In today's edition of Short Order Reviews, we take a look at a Creole-Italian classic, one of the Marigny's most popular restaurants, and the creator of the New Orleans style steak served sizzling in butter.
Tommy's - Tommy's has always offered impeccable service, and this night was no different. But even though this was a group dinner for about 40 people, I was quite disappointed with the food. Everyone began with a trio of baked oysters, all of which were overcooked (although that is not surprising during simultaneous service for such a large group). The Oysters Tommy was the best by far – baked with romano cheese, roasted red pepper, and pancetta. The Bienvilles and Rockefellers were poor, withered examples of what a baked oyster should be. The salad course was forgettable. For entrees, we had two choices: an overcooked filet or Veal Sorrentina which just looked sad on the plate with its taut blanket of mozzarella protecting a rubbery piece of veal layered with prosciutto and eggplant all sitting in a pool of tepid mushroom marsala. Meanwhile, I filled up on an entire loaf of the complimentary braided sesame loaf on the table. Not a good sign. Bogey.
Sukho Thai - The Marigny location was slammed on a recent Saturday night, and although our appetizers came out quickly, the kitchen was running slow when it came to expediting the entrees, as was the front of the house with regard to getting the check to the table. We decided to break away from our usual orders and try a few new dishes. We started with the "special" dumplings, whose filling tasted identical to that in a classic pot sticker, but the presentation was open faced and upright. Nothing extraordinary about those. The Drunken Noodles were less than impressive, with a cloyingly sweet sauce and a ddisproportionate chicken/noodle to vegetable ratio. The Folk Singer was equally disappointed with her Bathing Rama, which included overcooked beef and a mild, bland peanut sauce. Next time we will stick to Dirty Noodles and Panang Duck Curry. Bogey.

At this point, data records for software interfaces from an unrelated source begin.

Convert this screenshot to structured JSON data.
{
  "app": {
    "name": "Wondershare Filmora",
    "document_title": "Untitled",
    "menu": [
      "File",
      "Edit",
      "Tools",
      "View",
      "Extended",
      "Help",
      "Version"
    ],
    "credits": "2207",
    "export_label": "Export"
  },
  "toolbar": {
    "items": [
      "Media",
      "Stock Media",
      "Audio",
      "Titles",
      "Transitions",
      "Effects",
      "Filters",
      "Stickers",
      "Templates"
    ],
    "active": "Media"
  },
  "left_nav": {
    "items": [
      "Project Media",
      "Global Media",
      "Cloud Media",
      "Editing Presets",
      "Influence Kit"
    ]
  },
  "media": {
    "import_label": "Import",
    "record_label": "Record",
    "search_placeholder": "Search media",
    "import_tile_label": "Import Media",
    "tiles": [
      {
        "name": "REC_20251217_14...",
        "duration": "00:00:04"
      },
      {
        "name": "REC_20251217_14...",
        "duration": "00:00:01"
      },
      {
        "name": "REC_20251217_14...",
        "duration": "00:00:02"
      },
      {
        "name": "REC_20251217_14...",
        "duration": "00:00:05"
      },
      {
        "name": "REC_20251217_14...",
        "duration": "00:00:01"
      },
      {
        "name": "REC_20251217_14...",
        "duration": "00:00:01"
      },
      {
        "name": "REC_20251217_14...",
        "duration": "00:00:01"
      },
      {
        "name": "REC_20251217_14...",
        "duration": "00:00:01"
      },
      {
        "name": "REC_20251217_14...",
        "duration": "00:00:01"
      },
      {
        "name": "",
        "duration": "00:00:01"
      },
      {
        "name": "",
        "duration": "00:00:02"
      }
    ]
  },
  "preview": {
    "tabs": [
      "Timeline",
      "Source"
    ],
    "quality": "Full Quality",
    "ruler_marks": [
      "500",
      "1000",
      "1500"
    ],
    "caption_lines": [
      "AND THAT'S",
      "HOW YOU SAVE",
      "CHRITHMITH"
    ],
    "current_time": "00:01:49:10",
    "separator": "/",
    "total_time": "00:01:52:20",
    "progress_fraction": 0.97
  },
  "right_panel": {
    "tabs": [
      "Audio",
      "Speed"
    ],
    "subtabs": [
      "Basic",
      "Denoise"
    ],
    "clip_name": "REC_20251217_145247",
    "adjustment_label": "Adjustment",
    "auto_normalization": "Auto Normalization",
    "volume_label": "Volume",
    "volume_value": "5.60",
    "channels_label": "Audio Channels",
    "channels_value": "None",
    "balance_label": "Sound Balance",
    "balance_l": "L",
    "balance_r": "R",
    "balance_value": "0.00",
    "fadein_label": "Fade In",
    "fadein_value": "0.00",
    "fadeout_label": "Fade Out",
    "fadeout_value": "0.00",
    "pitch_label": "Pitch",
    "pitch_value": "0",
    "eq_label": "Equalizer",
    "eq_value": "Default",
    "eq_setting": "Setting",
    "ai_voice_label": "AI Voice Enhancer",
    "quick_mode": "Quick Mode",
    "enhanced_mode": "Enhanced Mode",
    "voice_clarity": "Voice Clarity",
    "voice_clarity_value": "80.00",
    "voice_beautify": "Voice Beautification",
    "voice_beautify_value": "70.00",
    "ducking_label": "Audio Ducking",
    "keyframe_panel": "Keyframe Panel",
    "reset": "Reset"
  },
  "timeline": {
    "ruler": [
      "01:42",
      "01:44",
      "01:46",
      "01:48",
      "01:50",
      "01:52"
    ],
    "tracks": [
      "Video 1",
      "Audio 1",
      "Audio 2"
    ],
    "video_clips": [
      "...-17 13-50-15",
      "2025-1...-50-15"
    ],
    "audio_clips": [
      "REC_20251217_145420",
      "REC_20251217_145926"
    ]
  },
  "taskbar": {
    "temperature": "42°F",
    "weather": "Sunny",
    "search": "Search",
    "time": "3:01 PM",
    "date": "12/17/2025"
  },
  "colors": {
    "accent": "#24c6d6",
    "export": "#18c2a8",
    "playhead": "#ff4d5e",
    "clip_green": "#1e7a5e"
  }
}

Crescent City Steakhouse - A men's dinner was called to order recently, and what better place to hold court than the steakhouse who invented the signature New Orleans style steak served sizzling in butter. The charm of Crescent City Steakhouse is in its longevity and timelessness. This place has character. From the waitresses who can be heard singing along to the tunes playing from the classic jukebox to Quint Davis waltzing in like he owns the place and then disappearing into one of the curtained booths. Start with the garlic bread and fantastic onion rings, but skip the Crescent City Martini, which leans a little too far on the sweet side. Our table shared a a mammoth porterhouse for 3 which is carved up by the kitchen and left attached to the bone. It's neither the most tender nor the most flavorful cut of beef, but it's good eating. The sides were another story. Spinach au gratin tasted like uncooked flour and the mushrooms were sadly underseasoned. We finished with a Z pie for dessert, of course, a homely combination of vanilla ice cream and whipped cream in a chocolate cookie crust. For those of you who like to say farewell to Mardi Gras with a juicy steak, remember that Crescent City opens at 10:00am on Fat Tuesday. Food: Par. Ambience: Birdie.